Today most of us would probably not go to a gym if there was no music. Even during our regular walking or running, we need music to help us in our exercises. Most people have to compulsorily have music for a workout.
How Music Affects Exercise
Researchers have done a lot of research on motivational music and its effect on exercises. They have tried to use many types of music and see what effect music had on the way people worked out. Is there a specific kind of music that helps us to exercise for a longer period? Or is it the kind of music that we like which will help us?
All these questions remaining it has been proved that music does help in making people work out for a longer time. music does have a positive effect on a person’s workout.
If motivational music is played before you start your exercise it is shown to increase arousal. It greatly improves the performance of simple tasks. But it is the effect of music during the activity that is even more encouraging.

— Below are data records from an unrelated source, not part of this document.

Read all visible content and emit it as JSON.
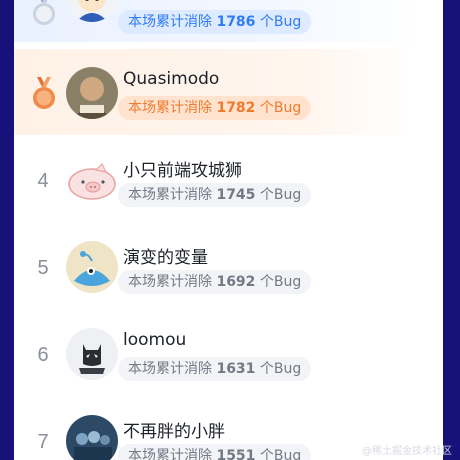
{
  "badge_prefix": "本场累计消除",
  "badge_unit": "个Bug",
  "rows": [
    {
      "rank": "2",
      "name": "",
      "count": "1786",
      "medal": "silver"
    },
    {
      "rank": "3",
      "name": "Quasimodo",
      "count": "1782",
      "medal": "bronze"
    },
    {
      "rank": "4",
      "name": "小只前端攻城狮",
      "count": "1745",
      "medal": ""
    },
    {
      "rank": "5",
      "name": "演变的变量",
      "count": "1692",
      "medal": ""
    },
    {
      "rank": "6",
      "name": "loomou",
      "count": "1631",
      "medal": ""
    },
    {
      "rank": "7",
      "name": "不再胖的小胖",
      "count": "1551",
      "medal": ""
    }
  ],
  "watermark": "@稀土掘金技术社区",
  "colors": {
    "background": "#16127a",
    "silver_accent": "#2f7cf6",
    "bronze_accent": "#f07a2e"
  },
  "icons": {
    "silver_medal": "silver-medal-icon",
    "bronze_medal": "bronze-medal-icon"
  }
}
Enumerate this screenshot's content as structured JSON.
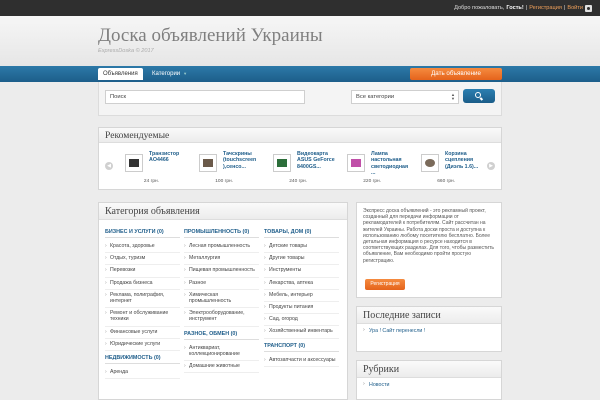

When music is played during the workout it has got very positive effects that makes us workout for a longer time. It has got work enhancing effects on our body. It also has a psychological effect. Listening to music delays the perception of fatigue. Which means we don’t realize our tiredness when we listen to music while exercising. It has been found that listening to motivational music during exercise actually does delay fatigue too. So, there is both the psychological and physical effect.
It was conclusively proved that music had a positive effect on low-intensity exercise. It helped in increasing physical activity and improved the energy efficiency. It showed an influence on mood and helped in increasing endurance.
Limits Of Effect Of Motivational Music
However, the effects of motivational music seem to be limited to only moderate levels of intensity. It shows an effect on the psychological feedback only in these levels of exercise. When the exercisers reached higher levels of intensity music did not seem to affect the feedback to the brain. At these levels, the physical feedback seems to be dominating the nervous system. Music did not seem to achieve the distraction possible to make the exercises not realize the physical strain.
It was also noticed that the music had effect only in the lesser trained exercisers. Trained and advanced exercisers would be motivated by a need to achieve rather than music.